International human rights standards state that any punishment for participating in an unauthorized strike must be commensurate with the offense committed. HRW considers dismissal for exercising its right to strike as a disproportionate disciplinary sanction. The ILO considers sanctions for participation in strikes acceptable only if the national legislation complies with international standards on freedom of assembly. Kazakhstan's law on trade unions and the labor code, as HRW writes, “do not meet international standards governing freedom of association, collective bargaining and the right to strike.”

These violations do not benefit the public. Kazakhstan is considered a democratic and independent state, and citizens of Kazakhstan are free and peace-loving people. Such violations only drag the states down, honest labor should be well encouraged, laws must be respected, and rights not violated.

 

References:
1. Abuzyarova N.A. Labor law: Textbook. Almaty: Lawyer, 2002.
2. G. Baishev. Constitutional law of the Republic of Kazakhstan: Teaching aid. Almaty: Zheti Zharyky, 2001.
3. Vengerov A.B. Theory of State and Law. Textbook for law schools. M .: Jurisprudence, 2004.
4. Civil Law of the Republic of Kazakhstan / Ed. ed. Basin Y.G., Suleimenov M.K. Academic course. Almaty: KazSLA, T. 1. 2000. T 2, 2003.
5. Dulatbekov N.O. and other Fundamentals of state and law of modern Kazakhstan. Tutorial. Astana: Folio, 2000.
6. Ibrayeva A.S., Ibrayev N.S. Theory of State and Law. Almaty: Zheti zhargy 2003.
7. Constitutional law of the Republic of Kazakhstan: Textbook / Comp. A.T. Ashcheulov. Almaty: Zheti Zharyky, 2001.
8) S.T. Kulteleev Environmental Law of the Republic of Kazakhstan. Tutorial. Almaty: Zheti hotғy, 2003.
9) Moroz S.P. Investment Law: Study Guide.
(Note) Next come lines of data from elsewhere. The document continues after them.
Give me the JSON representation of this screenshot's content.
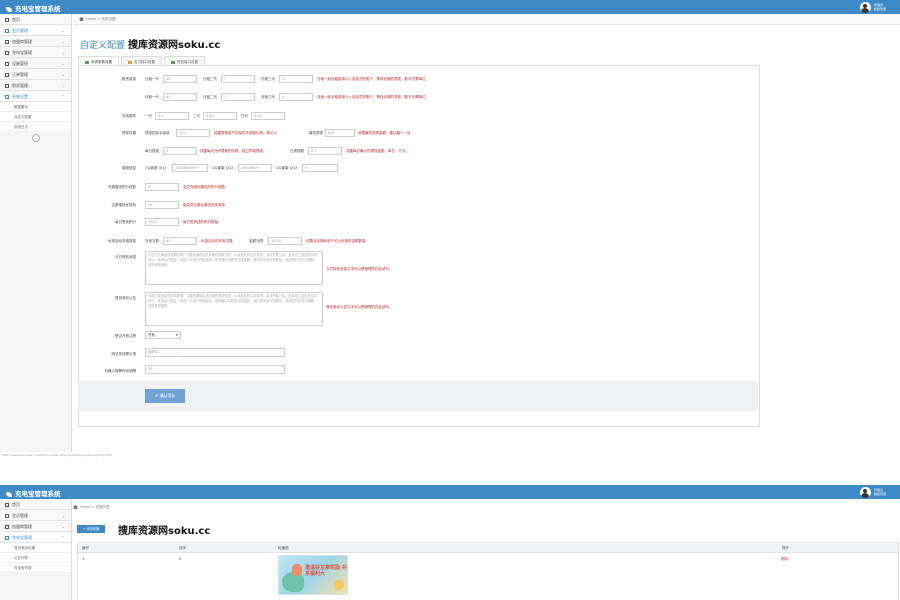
{
  "app": {
    "title": "充电宝管理系统",
    "user_name": "管理员",
    "user_role": "超级管理"
  },
  "sidebar": {
    "items": [
      {
        "label": "首页",
        "icon": "home-icon",
        "active": false
      },
      {
        "label": "会员管理",
        "icon": "users-icon",
        "active": true
      },
      {
        "label": "加盟商管理",
        "icon": "store-icon",
        "active": false
      },
      {
        "label": "充电宝管理",
        "icon": "battery-icon",
        "active": false
      },
      {
        "label": "设备管理",
        "icon": "device-icon",
        "active": false
      },
      {
        "label": "订单管理",
        "icon": "list-icon",
        "active": false
      },
      {
        "label": "财务管理",
        "icon": "money-icon",
        "active": false
      },
      {
        "label": "系统设置",
        "icon": "gear-icon",
        "active": true
      }
    ],
    "subitems": [
      "数据备份",
      "自定义配置",
      "系统日志"
    ]
  },
  "breadcrumb": {
    "home": "Home",
    "current": "系统设置"
  },
  "page": {
    "title": "自定义配置",
    "watermark": "搜库资源网soku.cc"
  },
  "tabs": [
    "系统参数设置",
    "支付接口设置",
    "短信接口设置"
  ],
  "form": {
    "row1": {
      "label": "租赁费用",
      "f1_pfx": "日租一代",
      "f1_val": "42",
      "f2_pfx": "日租二代",
      "f2_val": "7",
      "f3_pfx": "日租三代",
      "f3_val": "4",
      "hint": "日租一起出租费用计入到会员的账户，等待后期的提现，数字无需单位。"
    },
    "row2": {
      "f1_pfx": "月租一代",
      "f1_val": "42",
      "f2_pfx": "月租二代",
      "f2_val": "7",
      "f3_pfx": "月租三代",
      "f3_val": "4",
      "hint": "月租一起出租费用计入到会员的账户，等待后期的提现，数字无需单位。"
    },
    "row3": {
      "label": "充电服务",
      "f1_pfx": "一代",
      "f1_val": "0.5",
      "f2_pfx": "二代",
      "f2_val": "0.15",
      "f3_pfx": "日代",
      "f3_val": "0.05"
    },
    "row4": {
      "label": "提现设置",
      "f1_pfx": "提现扣除手续费",
      "f1_val": "100",
      "hint1": "设置提现用户扣除的手续费比例，单位%",
      "f2_pfx": "最低提现",
      "f2_val": "800",
      "hint2": "设置最低提现金额，建议最少一百。"
    },
    "row5": {
      "f1_pfx": "每日提现",
      "f1_val": "3",
      "hint1": "设置每天允许提现的次数，超过不能提现。",
      "f2_pfx": "日提现额",
      "f2_val": "2.2",
      "hint2": "设置每日最大的提现金额，单位：万元。"
    },
    "row6": {
      "label": "客服信息",
      "f1_pfx": "QQ客服 QQ1",
      "f1_val": "25436699977",
      "f2_pfx": "QQ客服 QQ2",
      "f2_val": "25436699",
      "f3_pfx": "QQ客服 QQ3",
      "f3_val": "0"
    },
    "row7": {
      "label": "充值赠送积分倍数",
      "val": "5",
      "hint": "会员充值时赠送的积分倍数。"
    },
    "row8": {
      "label": "注册赠送优惠券",
      "val": "10",
      "hint": "新会员注册后赠送的优惠券。"
    },
    "row9": {
      "label": "每日签到积分",
      "val": "1010",
      "hint": "每日签到送的积分数量。"
    },
    "row10": {
      "label": "优惠活动充电数量",
      "f1_pfx": "充电次数",
      "f1_val": "40",
      "hint1": "优惠活动的充电次数。",
      "f2_pfx": "金额元限",
      "f2_val": "100.0",
      "hint2": "设置活动期间用户可以优惠的金额数量。"
    },
    "row11": {
      "label": "今日特别消息",
      "text": "公告栏目消息的前期说明，主要是通知会员近期的更新情况，以及相关的注意事项。活动开展之际，全体员工及会员共同参与，系统运行稳定，欢迎广大用户积极使用，如有疑问请联系在线客服，我们将竭诚为您服务，感谢您的支持与理解，祝您使用愉快。",
      "hint": "今日特别消息文本可以是管理员在此填写。"
    },
    "row12": {
      "label": "首页滚动公告",
      "text": "公告栏目消息的前期说明，主要是通知会员近期的更新情况，以及相关的注意事项。活动开展之际，全体员工及会员共同参与，系统运行稳定，欢迎广大用户积极使用，如有疑问请联系在线客服，我们将竭诚为您服务，感谢您的支持与理解，祝您使用愉快。",
      "hint": "首页滚动公告文本可以是管理员在此填写。"
    },
    "row13": {
      "label": "是否开放注册",
      "val": "开放"
    },
    "row14": {
      "label": "网站关闭提示语",
      "val": "维护中，。。。。。。"
    },
    "row15": {
      "label": "机器人报警时间间隔",
      "val": "50"
    },
    "save_label": "确认保存"
  },
  "statusurl": "http://www.example.com/admin/index.php?s=/admin/system/config.html",
  "shot2": {
    "title": "充电宝管理系统",
    "breadcrumb_home": "Home",
    "breadcrumb_current": "轮播列表",
    "sidebar_items": [
      "首页",
      "会员管理",
      "加盟商管理",
      "充电宝管理"
    ],
    "sidebar_subitems": [
      "首页滚动轮播",
      "公告列表",
      "充电宝列表"
    ],
    "add_label": "+ 添加轮播",
    "watermark": "搜库资源网soku.cc",
    "columns": [
      "编号",
      "排序",
      "轮播图",
      "操作"
    ],
    "row": {
      "id": "1",
      "order": "0",
      "banner_text": "邀请好友拿奖励 共享福利大",
      "action": "删除"
    }
  }
}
Almaty: Lawyer, 2003.
10) Manwaring, J. International Labour Organization: A Canadian View (Ottawa, 1986)
11) Van Daele, Jasmien. "The International Labour Organization (ILO) In Past and Present Re-search," International Review of Social History 2008 53(3): 485–511, historiography